#### Data extract
********************

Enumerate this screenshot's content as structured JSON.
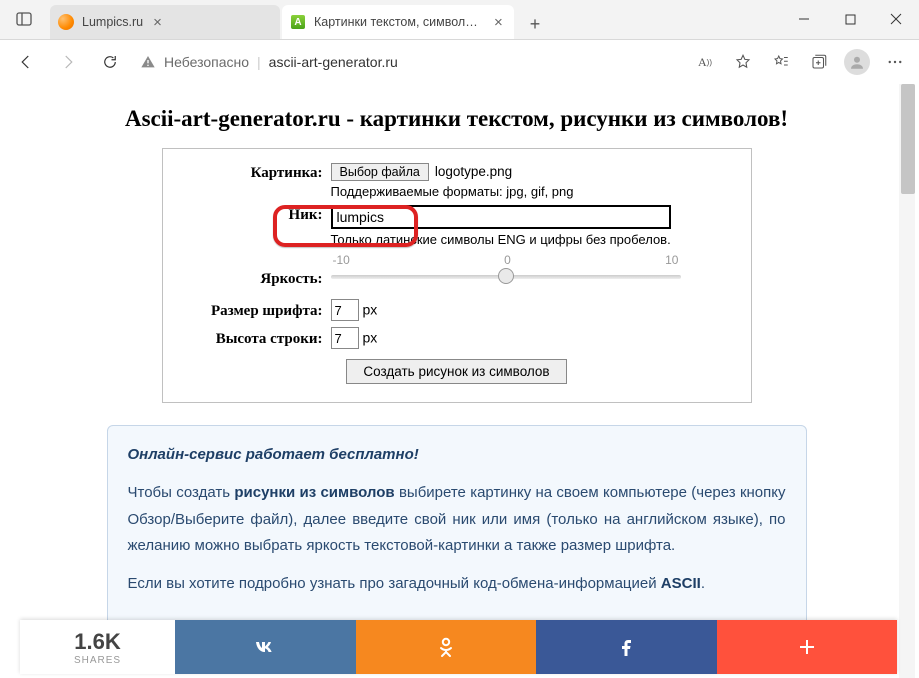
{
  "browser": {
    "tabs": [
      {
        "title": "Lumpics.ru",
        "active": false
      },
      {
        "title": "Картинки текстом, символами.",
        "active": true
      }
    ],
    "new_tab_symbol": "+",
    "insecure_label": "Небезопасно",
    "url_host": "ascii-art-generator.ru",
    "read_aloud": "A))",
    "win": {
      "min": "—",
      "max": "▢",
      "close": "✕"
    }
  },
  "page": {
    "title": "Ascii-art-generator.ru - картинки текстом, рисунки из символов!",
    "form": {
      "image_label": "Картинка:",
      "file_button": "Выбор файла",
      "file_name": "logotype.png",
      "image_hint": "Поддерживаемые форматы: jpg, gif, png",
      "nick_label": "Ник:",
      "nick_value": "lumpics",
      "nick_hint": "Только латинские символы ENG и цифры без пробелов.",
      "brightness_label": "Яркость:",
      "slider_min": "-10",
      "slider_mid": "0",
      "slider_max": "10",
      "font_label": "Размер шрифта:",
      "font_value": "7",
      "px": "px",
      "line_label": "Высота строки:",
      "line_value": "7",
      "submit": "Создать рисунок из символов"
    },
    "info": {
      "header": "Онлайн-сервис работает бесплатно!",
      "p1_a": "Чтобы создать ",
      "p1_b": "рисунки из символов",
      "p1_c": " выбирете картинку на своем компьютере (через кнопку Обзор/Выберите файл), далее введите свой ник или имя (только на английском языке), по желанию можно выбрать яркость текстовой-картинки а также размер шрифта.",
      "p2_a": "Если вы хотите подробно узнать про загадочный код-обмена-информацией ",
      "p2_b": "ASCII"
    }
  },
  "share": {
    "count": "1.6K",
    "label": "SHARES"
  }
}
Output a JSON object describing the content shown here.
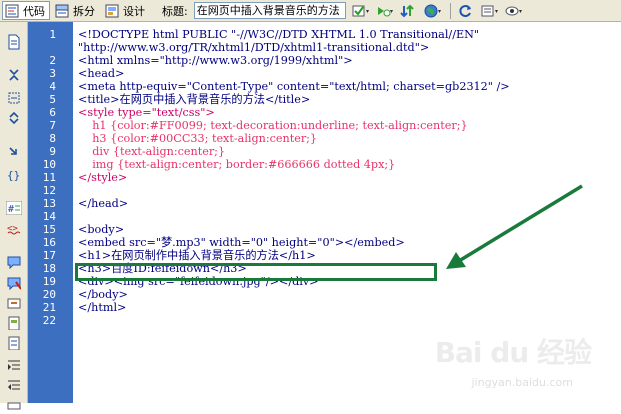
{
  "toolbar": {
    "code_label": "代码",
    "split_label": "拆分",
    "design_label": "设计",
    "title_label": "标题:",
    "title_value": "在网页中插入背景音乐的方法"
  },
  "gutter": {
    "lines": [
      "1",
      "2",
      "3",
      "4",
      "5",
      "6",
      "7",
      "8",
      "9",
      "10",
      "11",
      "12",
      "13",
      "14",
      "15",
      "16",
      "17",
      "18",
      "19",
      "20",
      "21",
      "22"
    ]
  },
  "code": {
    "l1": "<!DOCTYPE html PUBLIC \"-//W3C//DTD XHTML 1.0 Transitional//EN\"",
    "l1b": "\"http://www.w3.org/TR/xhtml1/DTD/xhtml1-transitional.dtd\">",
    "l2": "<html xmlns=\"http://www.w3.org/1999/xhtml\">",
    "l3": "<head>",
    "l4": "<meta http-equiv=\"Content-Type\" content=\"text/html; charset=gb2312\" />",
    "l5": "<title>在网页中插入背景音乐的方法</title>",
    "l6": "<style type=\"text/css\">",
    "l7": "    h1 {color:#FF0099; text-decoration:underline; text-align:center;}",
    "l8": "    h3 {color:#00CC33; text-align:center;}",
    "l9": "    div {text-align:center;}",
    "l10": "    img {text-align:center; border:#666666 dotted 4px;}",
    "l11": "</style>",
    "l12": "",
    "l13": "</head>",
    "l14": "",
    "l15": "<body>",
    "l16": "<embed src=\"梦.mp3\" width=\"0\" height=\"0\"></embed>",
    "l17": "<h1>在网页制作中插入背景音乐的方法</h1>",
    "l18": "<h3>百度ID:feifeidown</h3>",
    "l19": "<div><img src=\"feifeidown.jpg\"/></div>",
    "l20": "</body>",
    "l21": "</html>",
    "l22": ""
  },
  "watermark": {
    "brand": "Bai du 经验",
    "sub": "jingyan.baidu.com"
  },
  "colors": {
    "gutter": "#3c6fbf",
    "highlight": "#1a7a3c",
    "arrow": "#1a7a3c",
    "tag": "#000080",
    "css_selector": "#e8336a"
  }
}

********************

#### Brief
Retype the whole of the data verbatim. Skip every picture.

#### Final answer
Enumerate this screenshot's content as structured JSON.
{
  "browser": {
    "tabs": [
      {
        "title": "Lumpics.ru",
        "active": false
      },
      {
        "title": "Картинки текстом, символами.",
        "active": true
      }
    ],
    "new_tab_symbol": "+",
    "insecure_label": "Небезопасно",
    "url_host": "ascii-art-generator.ru",
    "read_aloud": "A))",
    "win": {
      "min": "—",
      "max": "▢",
      "close": "✕"
    }
  },
  "page": {
    "title": "Ascii-art-generator.ru - картинки текстом, рисунки из символов!",
    "form": {
      "image_label": "Картинка:",
      "file_button": "Выбор файла",
      "file_name": "logotype.png",
      "image_hint": "Поддерживаемые форматы: jpg, gif, png",
      "nick_label": "Ник:",
      "nick_value": "lumpics",
      "nick_hint": "Только латинские символы ENG и цифры без пробелов.",
      "brightness_label": "Яркость:",
      "slider_min": "-10",
      "slider_mid": "0",
      "slider_max": "10",
      "font_label": "Размер шрифта:",
      "font_value": "7",
      "px": "px",
      "line_label": "Высота строки:",
      "line_value": "7",
      "submit": "Создать рисунок из символов"
    },
    "info": {
      "header": "Онлайн-сервис работает бесплатно!",
      "p1_a": "Чтобы создать ",
      "p1_b": "рисунки из символов",
      "p1_c": " выбирете картинку на своем компьютере (через кнопку Обзор/Выберите файл), далее введите свой ник или имя (только на английском языке), по желанию можно выбрать яркость текстовой-картинки а также размер шрифта.",
      "p2_a": "Если вы хотите подробно узнать про загадочный код-обмена-информацией ",
      "p2_b": "ASCII"
    }
  },
  "share": {
    "count": "1.6K",
    "label": "SHARES"
  }
}
Output a JSON object describing the content shown here.
{
  "toolbar": {
    "code_label": "代码",
    "split_label": "拆分",
    "design_label": "设计",
    "title_label": "标题:",
    "title_value": "在网页中插入背景音乐的方法"
  },
  "gutter": {
    "lines": [
      "1",
      "2",
      "3",
      "4",
      "5",
      "6",
      "7",
      "8",
      "9",
      "10",
      "11",
      "12",
      "13",
      "14",
      "15",
      "16",
      "17",
      "18",
      "19",
      "20",
      "21",
      "22"
    ]
  },
  "code": {
    "l1": "<!DOCTYPE html PUBLIC \"-//W3C//DTD XHTML 1.0 Transitional//EN\"",
    "l1b": "\"http://www.w3.org/TR/xhtml1/DTD/xhtml1-transitional.dtd\">",
    "l2": "<html xmlns=\"http://www.w3.org/1999/xhtml\">",
    "l3": "<head>",
    "l4": "<meta http-equiv=\"Content-Type\" content=\"text/html; charset=gb2312\" />",
    "l5": "<title>在网页中插入背景音乐的方法</title>",
    "l6": "<style type=\"text/css\">",
    "l7": "    h1 {color:#FF0099; text-decoration:underline; text-align:center;}",
    "l8": "    h3 {color:#00CC33; text-align:center;}",
    "l9": "    div {text-align:center;}",
    "l10": "    img {text-align:center; border:#666666 dotted 4px;}",
    "l11": "</style>",
    "l12": "",
    "l13": "</head>",
    "l14": "",
    "l15": "<body>",
    "l16": "<embed src=\"梦.mp3\" width=\"0\" height=\"0\"></embed>",
    "l17": "<h1>在网页制作中插入背景音乐的方法</h1>",
    "l18": "<h3>百度ID:feifeidown</h3>",
    "l19": "<div><img src=\"feifeidown.jpg\"/></div>",
    "l20": "</body>",
    "l21": "</html>",
    "l22": ""
  },
  "watermark": {
    "brand": "Bai du 经验",
    "sub": "jingyan.baidu.com"
  },
  "colors": {
    "gutter": "#3c6fbf",
    "highlight": "#1a7a3c",
    "arrow": "#1a7a3c",
    "tag": "#000080",
    "css_selector": "#e8336a"
  }
}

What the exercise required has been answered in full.